EXERCISE AIM:
Find how many lines of the records below contain the word "label" and write that number by itself.

DATA FOR ANALYSIS:
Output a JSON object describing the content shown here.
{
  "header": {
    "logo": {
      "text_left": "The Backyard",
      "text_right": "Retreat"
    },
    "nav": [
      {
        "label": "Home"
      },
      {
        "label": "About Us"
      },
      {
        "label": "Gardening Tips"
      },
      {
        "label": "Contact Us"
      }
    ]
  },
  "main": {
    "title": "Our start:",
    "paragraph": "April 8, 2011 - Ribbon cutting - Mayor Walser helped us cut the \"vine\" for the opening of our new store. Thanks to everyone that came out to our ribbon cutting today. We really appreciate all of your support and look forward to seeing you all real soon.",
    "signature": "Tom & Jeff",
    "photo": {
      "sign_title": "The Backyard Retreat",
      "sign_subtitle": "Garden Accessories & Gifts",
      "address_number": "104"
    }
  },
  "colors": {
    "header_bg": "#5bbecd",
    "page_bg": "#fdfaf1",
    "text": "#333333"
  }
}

RESULT OF THIS EXERCISE:
4